> **Task statement**
Among these records, which lines include "text"? Copy them out.
------ Provided entries ------
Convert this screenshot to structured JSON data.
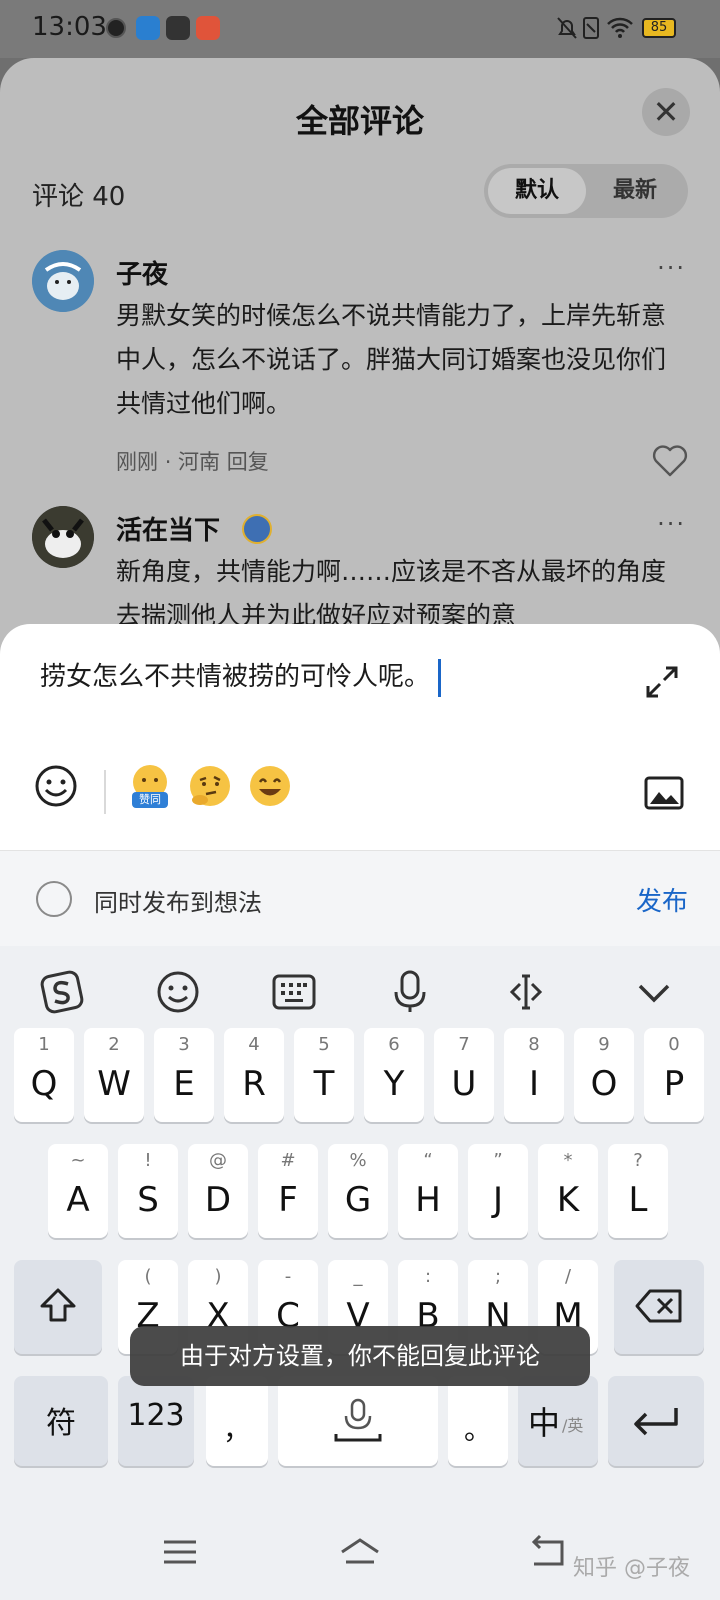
{
  "status_bar": {
    "time": "13:03",
    "battery": "85"
  },
  "sheet": {
    "title": "全部评论",
    "comment_count_label": "评论 40",
    "sort_options": [
      "默认",
      "最新"
    ]
  },
  "comments": [
    {
      "name": "子夜",
      "text": "男默女笑的时候怎么不说共情能力了，上岸先斩意中人，怎么不说话了。胖猫大同订婚案也没见你们共情过他们啊。",
      "time": "刚刚",
      "location": "河南",
      "reply_label": "回复"
    },
    {
      "name": "活在当下",
      "text": "新角度，共情能力啊……应该是不吝从最坏的角度去揣测他人并为此做好应对预案的意"
    }
  ],
  "composer": {
    "input_value": "捞女怎么不共情被捞的可怜人呢。",
    "sticker_badge": "赞同",
    "also_post_label": "同时发布到想法",
    "publish_label": "发布"
  },
  "keyboard": {
    "row1": [
      {
        "main": "Q",
        "sub": "1"
      },
      {
        "main": "W",
        "sub": "2"
      },
      {
        "main": "E",
        "sub": "3"
      },
      {
        "main": "R",
        "sub": "4"
      },
      {
        "main": "T",
        "sub": "5"
      },
      {
        "main": "Y",
        "sub": "6"
      },
      {
        "main": "U",
        "sub": "7"
      },
      {
        "main": "I",
        "sub": "8"
      },
      {
        "main": "O",
        "sub": "9"
      },
      {
        "main": "P",
        "sub": "0"
      }
    ],
    "row2": [
      {
        "main": "A",
        "sub": "~"
      },
      {
        "main": "S",
        "sub": "!"
      },
      {
        "main": "D",
        "sub": "@"
      },
      {
        "main": "F",
        "sub": "#"
      },
      {
        "main": "G",
        "sub": "%"
      },
      {
        "main": "H",
        "sub": "“"
      },
      {
        "main": "J",
        "sub": "”"
      },
      {
        "main": "K",
        "sub": "*"
      },
      {
        "main": "L",
        "sub": "?"
      }
    ],
    "row3": [
      {
        "main": "Z",
        "sub": "("
      },
      {
        "main": "X",
        "sub": ")"
      },
      {
        "main": "C",
        "sub": "-"
      },
      {
        "main": "V",
        "sub": "_"
      },
      {
        "main": "B",
        "sub": ":"
      },
      {
        "main": "N",
        "sub": ";"
      },
      {
        "main": "M",
        "sub": "/"
      }
    ],
    "fu_label": "符",
    "num_label": "123",
    "comma_label": "，",
    "period_label": "。",
    "lang_main": "中",
    "lang_sub": "/英"
  },
  "toast": "由于对方设置，你不能回复此评论",
  "watermark": "知乎 @子夜",
  "icons": {
    "close": "close-icon",
    "more": "more-icon",
    "like": "heart-icon",
    "expand": "expand-icon",
    "emoji": "emoji-icon",
    "image": "image-icon",
    "sogou": "sogou-logo-icon",
    "keyboard": "keyboard-icon",
    "mic": "mic-icon",
    "cursor": "cursor-move-icon",
    "collapse": "chevron-down-icon",
    "shift": "shift-icon",
    "backspace": "backspace-icon",
    "enter": "enter-icon",
    "space": "space-mic-icon",
    "nav_menu": "menu-icon",
    "nav_home": "home-icon",
    "nav_back": "back-icon"
  },
  "colors": {
    "accent": "#1a66c8",
    "toast_bg": "#3c3c3c",
    "sheet_dim": "#bdbdbd",
    "keyboard_bg": "#eef0f3"
  }
}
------
> **Result for this task**
      "text": "男默女笑的时候怎么不说共情能力了，上岸先斩意中人，怎么不说话了。胖猫大同订婚案也没见你们共情过他们啊。",
      "text": "新角度，共情能力啊……应该是不吝从最坏的角度去揣测他人并为此做好应对预案的意"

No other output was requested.